Action item: Please count how many lines of the data include the word "this". Give only that number in reply.

App and web page records
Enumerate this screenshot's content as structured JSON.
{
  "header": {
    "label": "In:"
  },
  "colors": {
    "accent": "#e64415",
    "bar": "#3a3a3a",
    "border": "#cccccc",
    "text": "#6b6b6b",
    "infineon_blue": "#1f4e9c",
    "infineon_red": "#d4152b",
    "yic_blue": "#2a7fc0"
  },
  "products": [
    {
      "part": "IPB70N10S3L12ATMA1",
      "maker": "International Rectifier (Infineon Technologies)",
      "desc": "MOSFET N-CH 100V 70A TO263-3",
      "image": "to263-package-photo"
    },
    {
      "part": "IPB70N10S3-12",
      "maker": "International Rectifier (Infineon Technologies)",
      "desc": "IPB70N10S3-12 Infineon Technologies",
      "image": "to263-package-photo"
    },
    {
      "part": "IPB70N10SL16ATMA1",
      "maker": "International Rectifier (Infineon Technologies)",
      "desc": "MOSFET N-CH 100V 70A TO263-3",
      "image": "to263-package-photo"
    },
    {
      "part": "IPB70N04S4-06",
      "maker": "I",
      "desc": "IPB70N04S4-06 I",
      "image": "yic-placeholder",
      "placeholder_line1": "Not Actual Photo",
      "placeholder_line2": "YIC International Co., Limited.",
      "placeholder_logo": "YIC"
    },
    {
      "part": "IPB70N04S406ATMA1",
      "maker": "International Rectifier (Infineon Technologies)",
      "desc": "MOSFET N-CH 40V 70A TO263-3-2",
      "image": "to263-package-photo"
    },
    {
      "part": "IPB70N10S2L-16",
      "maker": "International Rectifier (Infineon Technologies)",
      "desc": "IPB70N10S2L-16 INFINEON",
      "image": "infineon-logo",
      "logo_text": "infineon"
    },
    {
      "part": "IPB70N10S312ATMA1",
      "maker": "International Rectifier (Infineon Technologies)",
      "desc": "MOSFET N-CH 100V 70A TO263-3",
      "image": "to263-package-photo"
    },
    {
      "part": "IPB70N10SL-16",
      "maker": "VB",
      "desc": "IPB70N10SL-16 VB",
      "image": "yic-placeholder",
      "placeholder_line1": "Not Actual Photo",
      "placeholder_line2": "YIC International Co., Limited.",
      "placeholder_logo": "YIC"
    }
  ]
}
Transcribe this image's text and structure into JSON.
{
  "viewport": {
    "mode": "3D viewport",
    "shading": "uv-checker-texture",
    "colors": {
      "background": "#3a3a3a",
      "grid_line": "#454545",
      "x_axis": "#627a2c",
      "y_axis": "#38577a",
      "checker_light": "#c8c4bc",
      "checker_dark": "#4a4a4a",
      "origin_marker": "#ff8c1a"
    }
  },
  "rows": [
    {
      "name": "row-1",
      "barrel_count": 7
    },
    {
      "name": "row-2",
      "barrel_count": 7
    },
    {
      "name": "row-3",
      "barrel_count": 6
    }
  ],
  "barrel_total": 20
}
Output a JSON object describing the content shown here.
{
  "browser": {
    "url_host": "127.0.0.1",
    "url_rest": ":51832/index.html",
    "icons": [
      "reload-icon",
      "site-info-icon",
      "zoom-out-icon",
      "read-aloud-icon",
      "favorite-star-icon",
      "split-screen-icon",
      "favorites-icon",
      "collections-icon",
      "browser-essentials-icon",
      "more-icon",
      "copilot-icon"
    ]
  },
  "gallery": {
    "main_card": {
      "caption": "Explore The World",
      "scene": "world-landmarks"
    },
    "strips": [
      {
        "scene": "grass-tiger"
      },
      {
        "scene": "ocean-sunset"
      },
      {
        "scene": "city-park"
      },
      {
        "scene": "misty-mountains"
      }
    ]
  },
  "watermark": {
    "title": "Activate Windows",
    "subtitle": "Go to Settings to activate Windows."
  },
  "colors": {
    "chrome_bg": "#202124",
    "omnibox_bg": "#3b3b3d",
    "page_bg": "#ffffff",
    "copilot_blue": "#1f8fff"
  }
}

Response area: 2